Oh NHS, thou art sickBMJ 2002; 324 doi: https://doi.org/10.1136/bmj.324.7330.127 (Published 19 January 2002) Cite this as: BMJ 2002;324:127
The NHS's main problem may be overpoliticisation
- Richard Smith, editor
Papers p 135
It seems to be universally agreed that the NHS is sick. It is plagued by delay, low quality care, and poor outcomes.1 The chancellor of the exchequer has called for a great debate on the service,2 which must include exploring the causes of the sickness and possible treatments. Ideally the debate will be informed by evidence, and the BMJ today publishes a study that is an important contribution (p 135).3 It is a broad brush comparison between the NHS and Kaiser Permanente, a health maintenance organisation that cares for some 6.1 million Californians. The study finds that the two systems have similar resources but that Kaiser performs substantially better. In particular, patients from Kaiser have faster access to both primary and secondary care doctors. In other words, the widely held idea that the NHS—albeit cheap—is remarkably efficient may be wrong.

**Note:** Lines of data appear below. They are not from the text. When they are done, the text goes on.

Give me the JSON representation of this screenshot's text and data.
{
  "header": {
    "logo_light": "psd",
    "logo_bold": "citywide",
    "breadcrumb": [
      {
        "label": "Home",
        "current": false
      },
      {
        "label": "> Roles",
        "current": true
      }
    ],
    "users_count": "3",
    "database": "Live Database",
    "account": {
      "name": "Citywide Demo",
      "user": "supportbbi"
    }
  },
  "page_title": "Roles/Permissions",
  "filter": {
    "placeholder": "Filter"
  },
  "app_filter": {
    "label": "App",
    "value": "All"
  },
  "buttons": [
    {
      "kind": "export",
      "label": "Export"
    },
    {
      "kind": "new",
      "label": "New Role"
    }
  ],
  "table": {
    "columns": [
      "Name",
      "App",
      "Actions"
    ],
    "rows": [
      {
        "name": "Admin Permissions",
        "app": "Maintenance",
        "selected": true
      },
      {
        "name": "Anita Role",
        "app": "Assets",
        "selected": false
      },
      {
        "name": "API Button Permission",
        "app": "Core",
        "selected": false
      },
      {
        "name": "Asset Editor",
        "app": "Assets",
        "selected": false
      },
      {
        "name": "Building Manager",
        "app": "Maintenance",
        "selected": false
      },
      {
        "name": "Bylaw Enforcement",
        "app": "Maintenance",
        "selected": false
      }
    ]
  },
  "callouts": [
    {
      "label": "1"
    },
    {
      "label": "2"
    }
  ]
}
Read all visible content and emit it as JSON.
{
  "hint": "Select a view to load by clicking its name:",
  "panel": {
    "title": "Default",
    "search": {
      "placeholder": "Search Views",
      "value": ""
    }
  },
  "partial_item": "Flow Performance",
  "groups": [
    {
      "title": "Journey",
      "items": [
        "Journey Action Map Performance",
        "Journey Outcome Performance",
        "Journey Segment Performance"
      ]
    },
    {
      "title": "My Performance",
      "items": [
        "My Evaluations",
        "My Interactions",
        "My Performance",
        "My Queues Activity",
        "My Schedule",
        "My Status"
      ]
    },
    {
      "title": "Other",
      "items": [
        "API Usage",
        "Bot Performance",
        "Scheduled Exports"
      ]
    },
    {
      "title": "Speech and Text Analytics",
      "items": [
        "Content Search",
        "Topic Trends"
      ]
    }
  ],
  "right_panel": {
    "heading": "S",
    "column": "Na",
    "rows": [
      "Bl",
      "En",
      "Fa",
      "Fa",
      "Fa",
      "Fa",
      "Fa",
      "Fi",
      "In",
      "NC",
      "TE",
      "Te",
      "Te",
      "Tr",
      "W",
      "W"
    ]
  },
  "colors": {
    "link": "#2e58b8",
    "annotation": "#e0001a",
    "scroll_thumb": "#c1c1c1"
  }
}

Comparisons between systems are always difficult, and readers will rightly be sceptical, not least because they challenge a belief that is widely and deeply held in Britain. Our reviewers and editorial team started from that position but concluded that the results could not be explained by artefacts in the study or differences …